B. Some further abstractions for solving PDEs

Let me conclude by mentioning some other abstractions that I feel should be incorporated into a general-purpose API for integrating PDEs using finite-difference methods and multilevel techniques. I perceive a need for an environment that supports the flexible specification and manipulation of various time-stepping schemes and finite-difference approximations. The theory of finite-difference methods has developed a rich and convenient syntax - centered around stencils and computational molecules - used to derive and explain specific approximations and schemes. Computational objects that reflect this syntax would benefit the applications programmer who wishes to implement specific algorithms or explore the relative performance of different algorithms.

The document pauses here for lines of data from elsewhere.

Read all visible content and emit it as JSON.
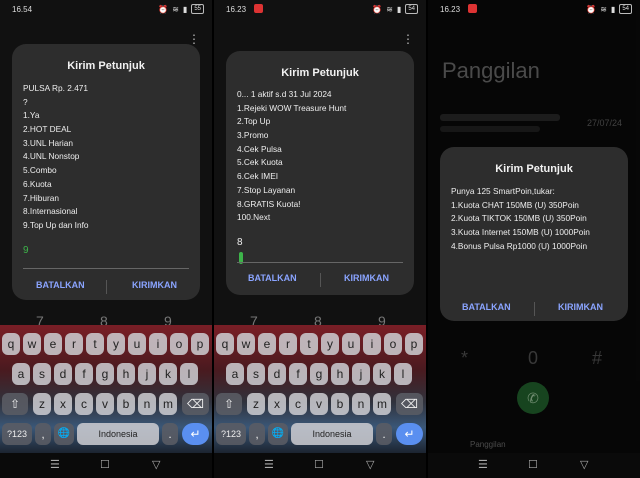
{
  "panels": [
    {
      "status": {
        "time": "16.54",
        "battery": "55"
      },
      "dialog": {
        "title": "Kirim Petunjuk",
        "lines": [
          "PULSA Rp. 2.471",
          "?",
          "1.Ya",
          "2.HOT DEAL",
          "3.UNL Harian",
          "4.UNL Nonstop",
          "5.Combo",
          "6.Kuota",
          "7.Hiburan",
          "8.Internasional",
          "9.Top Up dan Info"
        ],
        "reply_value": "9",
        "cancel": "BATALKAN",
        "send": "KIRIMKAN"
      },
      "bg_keys": [
        "7",
        "8",
        "9"
      ]
    },
    {
      "status": {
        "time": "16.23",
        "battery": "54"
      },
      "dialog": {
        "title": "Kirim Petunjuk",
        "lines": [
          "0... 1 aktif s.d 31 Jul 2024",
          "1.Rejeki WOW Treasure Hunt",
          "2.Top Up",
          "3.Promo",
          "4.Cek Pulsa",
          "5.Cek Kuota",
          "6.Cek IMEI",
          "7.Stop Layanan",
          "8.GRATIS Kuota!",
          "100.Next"
        ],
        "reply_value": "8",
        "cancel": "BATALKAN",
        "send": "KIRIMKAN"
      },
      "bg_keys": [
        "7",
        "8",
        "9"
      ]
    },
    {
      "status": {
        "time": "16.23",
        "battery": "54"
      },
      "screen_title": "Panggilan",
      "call_log": {
        "date": "27/07/24"
      },
      "dialog": {
        "title": "Kirim Petunjuk",
        "lines": [
          "Punya 125 SmartPoin,tukar:",
          "1.Kuota CHAT 150MB (U) 350Poin",
          "2.Kuota TIKTOK 150MB (U) 350Poin",
          "3.Kuota Internet 150MB (U) 1000Poin",
          "4.Bonus Pulsa Rp1000 (U) 1000Poin"
        ],
        "cancel": "BATALKAN",
        "send": "KIRIMKAN"
      },
      "keypad": [
        "*",
        "0",
        "#"
      ],
      "footer_tab": "Panggilan"
    }
  ],
  "keyboard": {
    "row1": [
      "q",
      "w",
      "e",
      "r",
      "t",
      "y",
      "u",
      "i",
      "o",
      "p"
    ],
    "row2": [
      "a",
      "s",
      "d",
      "f",
      "g",
      "h",
      "j",
      "k",
      "l"
    ],
    "row3": [
      "z",
      "x",
      "c",
      "v",
      "b",
      "n",
      "m"
    ],
    "sym": "?123",
    "comma": ",",
    "space": "Indonesia",
    "period": ".",
    "enter_icon": "↵",
    "shift_icon": "⇧",
    "backspace_icon": "⌫",
    "globe_icon": "🌐"
  },
  "nav": {
    "recents": "☰",
    "home": "☐",
    "back": "▽"
  },
  "colors": {
    "accent": "#8aa4ff",
    "dialog_bg": "#2d2d2d",
    "cursor": "#3db44a",
    "enter": "#5a8ff0"
  }
}
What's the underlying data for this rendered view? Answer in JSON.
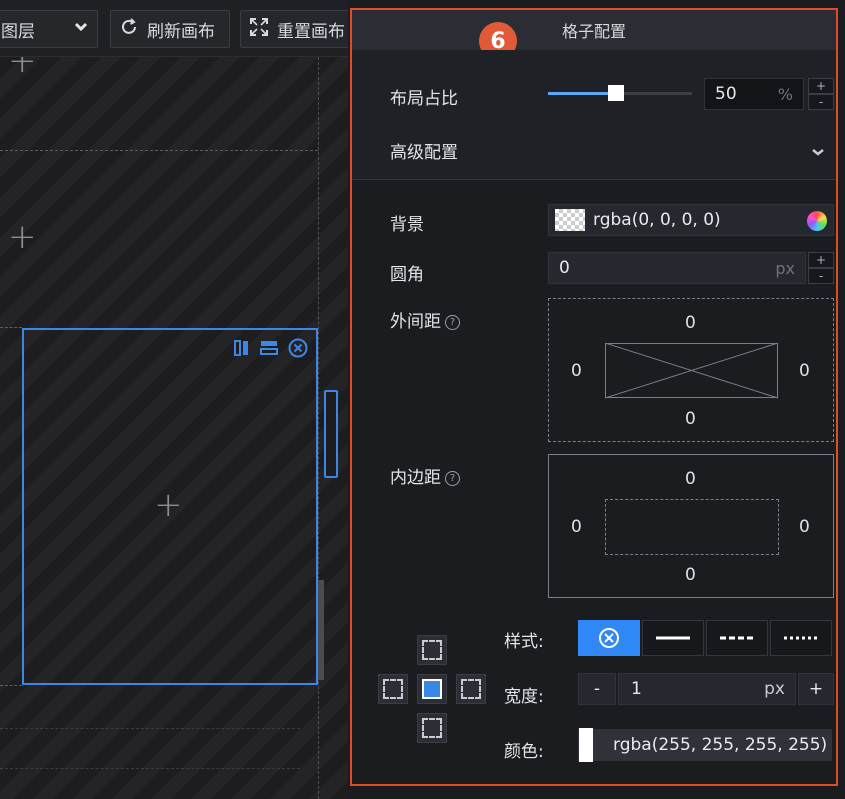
{
  "toolbar": {
    "layer_select_label": "图层",
    "refresh_label": "刷新画布",
    "reset_label": "重置画布"
  },
  "panel": {
    "title": "格子配置",
    "step_badge": "6",
    "layout_ratio": {
      "label": "布局占比",
      "value": "50",
      "unit": "%",
      "fraction": 0.5
    },
    "advanced_label": "高级配置",
    "background": {
      "label": "背景",
      "value": "rgba(0, 0, 0, 0)"
    },
    "radius": {
      "label": "圆角",
      "value": "0",
      "unit": "px"
    },
    "margin": {
      "label": "外间距",
      "top": "0",
      "right": "0",
      "bottom": "0",
      "left": "0"
    },
    "padding": {
      "label": "内边距",
      "top": "0",
      "right": "0",
      "bottom": "0",
      "left": "0"
    },
    "border": {
      "style_label": "样式:",
      "width_label": "宽度:",
      "width_value": "1",
      "width_unit": "px",
      "minus": "-",
      "plus": "+",
      "color_label": "颜色:",
      "color_value": "rgba(255, 255, 255, 255)"
    }
  },
  "colors": {
    "accent": "#2f88f5",
    "highlight": "#e04b2a",
    "badge": "#e05a37"
  }
}
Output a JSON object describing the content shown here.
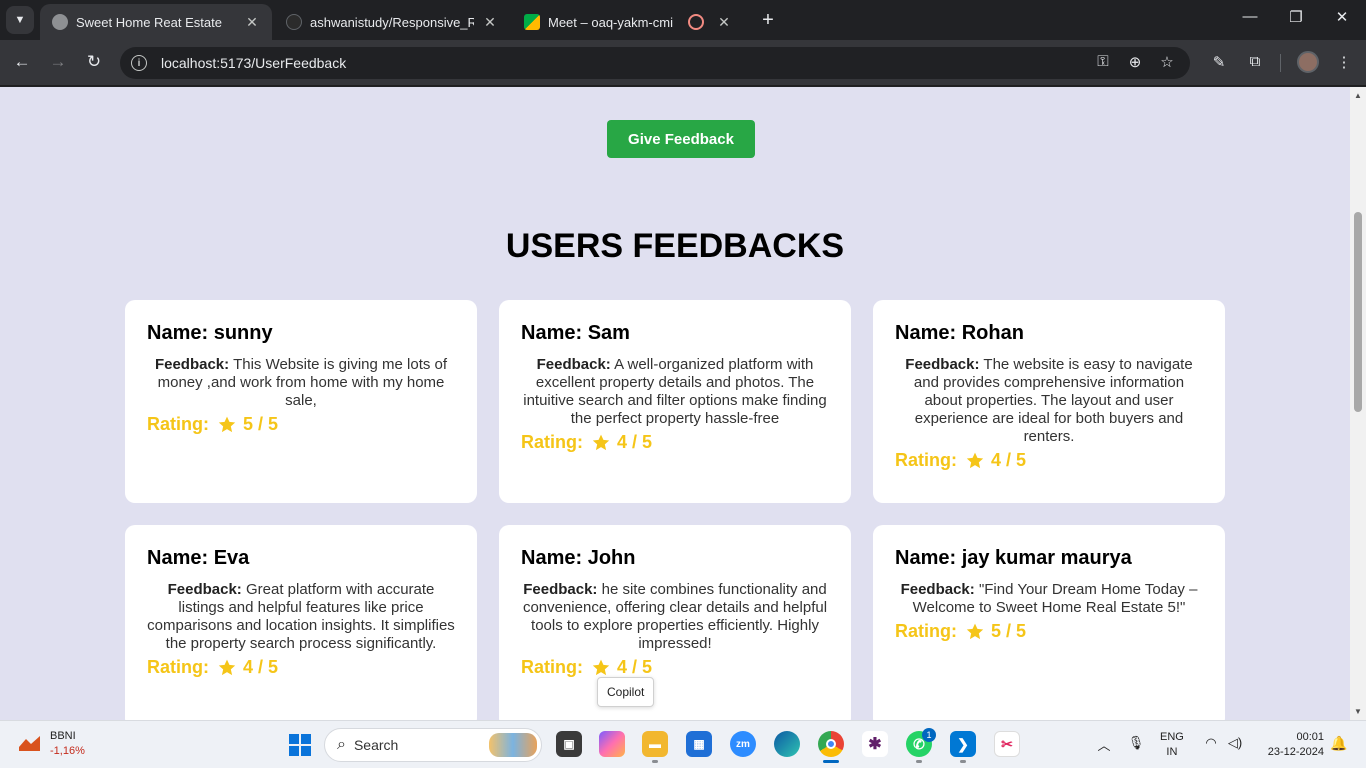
{
  "browser": {
    "tabs": [
      {
        "title": "Sweet Home Reat Estate",
        "active": true
      },
      {
        "title": "ashwanistudy/Responsive_Rider",
        "active": false
      },
      {
        "title": "Meet – oaq-yakm-cmi",
        "active": false
      }
    ],
    "url": "localhost:5173/UserFeedback"
  },
  "page": {
    "give_feedback_label": "Give Feedback",
    "section_title": "USERS FEEDBACKS",
    "feedback_label": "Feedback:",
    "rating_label": "Rating:",
    "cards": [
      {
        "name": "Name: sunny",
        "feedback": "This Website is giving me lots of money ,and work from home with my home sale,",
        "rating": "5 / 5"
      },
      {
        "name": "Name: Sam",
        "feedback": "A well-organized platform with excellent property details and photos. The intuitive search and filter options make finding the perfect property hassle-free",
        "rating": "4 / 5"
      },
      {
        "name": "Name: Rohan",
        "feedback": "The website is easy to navigate and provides comprehensive information about properties. The layout and user experience are ideal for both buyers and renters.",
        "rating": "4 / 5"
      },
      {
        "name": "Name: Eva",
        "feedback": "Great platform with accurate listings and helpful features like price comparisons and location insights. It simplifies the property search process significantly.",
        "rating": "4 / 5"
      },
      {
        "name": "Name: John",
        "feedback": "he site combines functionality and convenience, offering clear details and helpful tools to explore properties efficiently. Highly impressed!",
        "rating": "4 / 5"
      },
      {
        "name": "Name: jay kumar maurya",
        "feedback": "\"Find Your Dream Home Today – Welcome to Sweet Home Real Estate 5!\"",
        "rating": "5 / 5"
      }
    ],
    "tooltip": "Copilot"
  },
  "taskbar": {
    "stock_symbol": "BBNI",
    "stock_change": "-1,16%",
    "search_label": "Search",
    "whatsapp_badge": "1",
    "lang_line1": "ENG",
    "lang_line2": "IN",
    "time": "00:01",
    "date": "23-12-2024"
  },
  "colors": {
    "page_background": "#e0e0f0",
    "button_green": "#28a745",
    "rating_yellow": "#f5c518",
    "card_white": "#ffffff"
  }
}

Why would such an infrastructure be useful? As an example, explicit and implicit time-stepping schemes are not conceptually so different, but their implementations are vastly different, the latter involving the solution of a coupled set of (possibly nonlinear) equations, which can be nontrivial on a distributed memory computer. Furthermore, different implicit schemes may require alternative solution methods: for example, the optimal algorithm may depend dramatically on the range of a spatial derivative operator. I envision, therefore, that one be able specify the details of the finite-difference approximations and time-stepping schemes in terms of objects such as stencils and molecules, without having to work through the algebraic consequences of such approximations prior to coding. A system of equations will be generated (and solved) using such information. This obviously requires the definition of an object describing a system of equations which can interface (at a lower level) with a number of different solvers; the potential for interoperability with existing libraries such as IML++ and ScaLAPACK certainly exists here, although I have not explored such avenues in any detail.

There are performance considerations that must be dealt with in such a system. My stencil object would allow one to specify, for example, a finite-difference Laplacian operator (to a given order of accuracy) in the same manner that one would describe the stencil for that operator. Queries to the stencil object would provide the numerical coefficients required to calculate the Laplacian. Unfortunately, this type of query is likely to be buried in an inner loop, and accessing the stencil elements will impose a greater overhead than would arise in the case where the stencil coefficients are hard-coded into the subroutine. Whether or not such a general-purpose stencil can be efficiently implemented remains to be seen. Perhaps a solution involving symbolic code generation (with hard-wired coefficients) will prove to be an effective compromise.